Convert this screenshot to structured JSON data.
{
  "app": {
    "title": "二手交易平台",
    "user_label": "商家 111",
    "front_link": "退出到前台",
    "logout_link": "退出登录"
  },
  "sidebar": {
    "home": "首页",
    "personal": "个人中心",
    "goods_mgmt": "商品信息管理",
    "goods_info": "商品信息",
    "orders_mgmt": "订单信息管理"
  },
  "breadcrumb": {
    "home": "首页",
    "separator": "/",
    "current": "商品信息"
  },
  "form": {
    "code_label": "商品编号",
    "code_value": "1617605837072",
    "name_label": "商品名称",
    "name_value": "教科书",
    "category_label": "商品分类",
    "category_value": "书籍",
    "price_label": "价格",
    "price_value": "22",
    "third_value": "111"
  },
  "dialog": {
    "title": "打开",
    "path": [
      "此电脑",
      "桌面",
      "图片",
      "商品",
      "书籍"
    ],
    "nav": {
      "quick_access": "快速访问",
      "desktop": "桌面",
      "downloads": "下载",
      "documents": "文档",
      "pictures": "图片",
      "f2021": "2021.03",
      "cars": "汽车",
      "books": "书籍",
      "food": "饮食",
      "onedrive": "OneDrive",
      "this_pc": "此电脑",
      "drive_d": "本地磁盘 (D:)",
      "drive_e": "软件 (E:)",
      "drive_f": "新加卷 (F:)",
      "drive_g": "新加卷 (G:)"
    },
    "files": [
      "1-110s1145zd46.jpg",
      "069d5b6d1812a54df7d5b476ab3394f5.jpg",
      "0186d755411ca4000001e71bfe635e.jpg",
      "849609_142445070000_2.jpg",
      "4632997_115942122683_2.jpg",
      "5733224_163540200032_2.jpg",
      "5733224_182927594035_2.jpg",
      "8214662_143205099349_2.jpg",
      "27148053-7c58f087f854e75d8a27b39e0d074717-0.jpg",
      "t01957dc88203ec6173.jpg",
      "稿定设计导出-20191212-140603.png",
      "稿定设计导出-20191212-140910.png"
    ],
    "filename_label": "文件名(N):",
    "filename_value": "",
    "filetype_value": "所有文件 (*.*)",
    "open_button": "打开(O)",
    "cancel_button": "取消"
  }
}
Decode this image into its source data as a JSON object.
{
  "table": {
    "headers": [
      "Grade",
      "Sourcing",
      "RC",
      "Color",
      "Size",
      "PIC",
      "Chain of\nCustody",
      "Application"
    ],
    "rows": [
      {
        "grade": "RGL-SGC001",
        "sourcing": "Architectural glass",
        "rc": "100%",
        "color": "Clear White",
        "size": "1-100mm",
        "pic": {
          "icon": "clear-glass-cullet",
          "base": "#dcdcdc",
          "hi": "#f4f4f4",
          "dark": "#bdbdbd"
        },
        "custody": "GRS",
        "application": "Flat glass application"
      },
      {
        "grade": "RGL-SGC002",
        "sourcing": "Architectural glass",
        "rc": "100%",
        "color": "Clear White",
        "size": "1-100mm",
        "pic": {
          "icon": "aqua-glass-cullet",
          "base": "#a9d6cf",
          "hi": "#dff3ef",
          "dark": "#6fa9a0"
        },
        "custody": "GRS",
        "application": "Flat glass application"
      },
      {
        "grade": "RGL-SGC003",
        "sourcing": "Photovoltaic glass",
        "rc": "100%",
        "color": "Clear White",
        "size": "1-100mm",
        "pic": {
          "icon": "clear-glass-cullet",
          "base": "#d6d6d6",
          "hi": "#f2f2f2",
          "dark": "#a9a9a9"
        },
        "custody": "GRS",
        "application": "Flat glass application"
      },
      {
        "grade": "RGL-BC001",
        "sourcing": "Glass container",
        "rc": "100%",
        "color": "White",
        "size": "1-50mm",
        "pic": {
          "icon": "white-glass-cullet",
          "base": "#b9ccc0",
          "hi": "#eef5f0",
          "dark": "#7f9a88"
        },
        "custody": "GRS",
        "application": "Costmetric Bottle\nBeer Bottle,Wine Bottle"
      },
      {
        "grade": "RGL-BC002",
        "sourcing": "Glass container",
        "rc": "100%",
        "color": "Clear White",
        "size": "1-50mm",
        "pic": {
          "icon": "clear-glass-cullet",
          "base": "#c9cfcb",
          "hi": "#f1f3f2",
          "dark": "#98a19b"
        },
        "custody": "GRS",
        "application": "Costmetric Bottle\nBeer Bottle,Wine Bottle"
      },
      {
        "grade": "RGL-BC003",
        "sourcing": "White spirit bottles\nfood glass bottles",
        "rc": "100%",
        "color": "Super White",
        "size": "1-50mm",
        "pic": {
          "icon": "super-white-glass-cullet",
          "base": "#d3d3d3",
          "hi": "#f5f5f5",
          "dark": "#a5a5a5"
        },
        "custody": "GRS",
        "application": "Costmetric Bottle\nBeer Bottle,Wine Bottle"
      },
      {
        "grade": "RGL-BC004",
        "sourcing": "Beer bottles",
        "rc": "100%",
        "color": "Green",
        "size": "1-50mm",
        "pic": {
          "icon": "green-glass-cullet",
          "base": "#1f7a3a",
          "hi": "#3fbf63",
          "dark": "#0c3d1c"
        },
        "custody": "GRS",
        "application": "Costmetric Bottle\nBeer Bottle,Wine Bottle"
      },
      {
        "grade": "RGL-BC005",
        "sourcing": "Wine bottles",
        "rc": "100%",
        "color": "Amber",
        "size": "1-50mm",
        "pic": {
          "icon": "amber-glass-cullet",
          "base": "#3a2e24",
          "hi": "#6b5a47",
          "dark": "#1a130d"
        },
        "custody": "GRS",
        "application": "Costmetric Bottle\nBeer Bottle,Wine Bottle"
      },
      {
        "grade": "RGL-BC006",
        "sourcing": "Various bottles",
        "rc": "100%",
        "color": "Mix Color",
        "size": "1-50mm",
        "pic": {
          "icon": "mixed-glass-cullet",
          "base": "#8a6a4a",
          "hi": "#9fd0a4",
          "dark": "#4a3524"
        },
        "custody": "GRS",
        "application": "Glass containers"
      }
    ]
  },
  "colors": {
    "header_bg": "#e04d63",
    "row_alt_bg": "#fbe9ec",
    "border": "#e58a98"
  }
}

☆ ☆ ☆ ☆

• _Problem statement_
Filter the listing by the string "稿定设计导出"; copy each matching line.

• _Result for this exercise_
      "稿定设计导出-20191212-140603.png",
      "稿定设计导出-20191212-140910.png"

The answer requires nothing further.